Naive Australia should dump grand governance aid goals

Howes_StephenSTEPHEN HOWES | Australian Financial Review

CANBERRA - In a recent opinion piece, former foreign minister Alexander Downer commends the opportunities now available to Pacific islanders to work in Australia. But, when he was minister, Downer publicly opposed the introduction of a Pacific farm labour program.

Instead, the Liberals gave rich-country backpackers generous visa incentives to work on farms, meaning that today, even though there is now a Pacific seasonal farm labour program, most of Australia's fruit is picked by the young people of distant rich countries, rather than the young people of our poor neighbours.

Downer viewed the Pacific too much through an aid lens.
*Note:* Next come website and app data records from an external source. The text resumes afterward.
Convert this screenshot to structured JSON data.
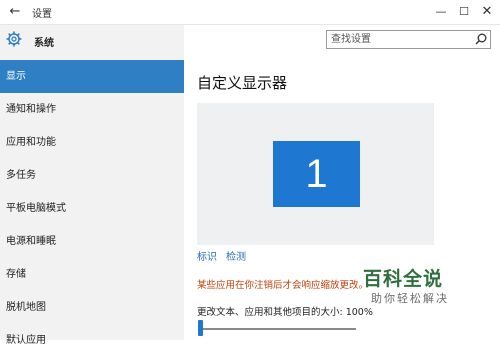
{
  "window": {
    "title": "设置",
    "back_icon": "back-arrow-icon",
    "minimize_glyph": "—",
    "maximize_glyph": "☐",
    "close_glyph": "✕"
  },
  "sidebar": {
    "header_label": "系统",
    "header_icon": "gear-icon",
    "items": [
      {
        "label": "显示",
        "active": true
      },
      {
        "label": "通知和操作",
        "active": false
      },
      {
        "label": "应用和功能",
        "active": false
      },
      {
        "label": "多任务",
        "active": false
      },
      {
        "label": "平板电脑模式",
        "active": false
      },
      {
        "label": "电源和睡眠",
        "active": false
      },
      {
        "label": "存储",
        "active": false
      },
      {
        "label": "脱机地图",
        "active": false
      },
      {
        "label": "默认应用",
        "active": false
      }
    ]
  },
  "search": {
    "placeholder": "查找设置",
    "icon": "search-icon"
  },
  "main": {
    "title": "自定义显示器",
    "monitor_number": "1",
    "links": {
      "identify": "标识",
      "detect": "检测"
    },
    "warning": "某些应用在你注销后才会响应缩放更改。",
    "scale_label": "更改文本、应用和其他项目的大小: 100%"
  },
  "watermark": {
    "logo": "百科全说",
    "subtitle": "助你轻松解决"
  },
  "colors": {
    "accent": "#2e7fc4",
    "monitor_fill": "#1e78d2",
    "warning": "#c2410c",
    "link": "#2a6fb5",
    "sidebar_bg": "#f2f2f2"
  }
}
In his Financial Review article, he defends successive Australian governments against the accusation that they haven't taken the Pacific seriously enough by referring to our large Pacific aid programs.

Continue reading "Naive Australia should dump grand governance aid goals" »


PNG rebuffs Oz & US in favour of ‘insecure’ Huawei internet deal

Huawei
Despite the best efforts of Kev the Koala to turn things around, PNG has stuck with Huawei to build an important section of its internet infrastructure

KEITH JACKSON

NOOSA - In the wake of APEC, we have now learned that China has had an important victory with the Papua New Guinea government rejecting an approach from Australia, the United States and Japan to build an important element in the country’s internet infrastructure.

PNG’s minister for public enterprise and state investment William Duma has announced that his government will stick with Chinese company, Huawei, with which it already had an agreement signed in 2016.

This is a significant rebuff to Australia and the United States, which have tried to persuade PNG to dump the Chinese company as, in recent times, they have sought to dilute China’s influence in the Pacific region.

From PNG’s viewpoint it could be seen as a balancing move to reassure China that it is seeking to maintain a neutral stand in its relations with both the West and China, especially in the light of the deal with Australia and the US to rebuild Manus as a key military asset.

Continue reading "PNG rebuffs Oz & US in favour of ‘insecure’ Huawei internet deal" »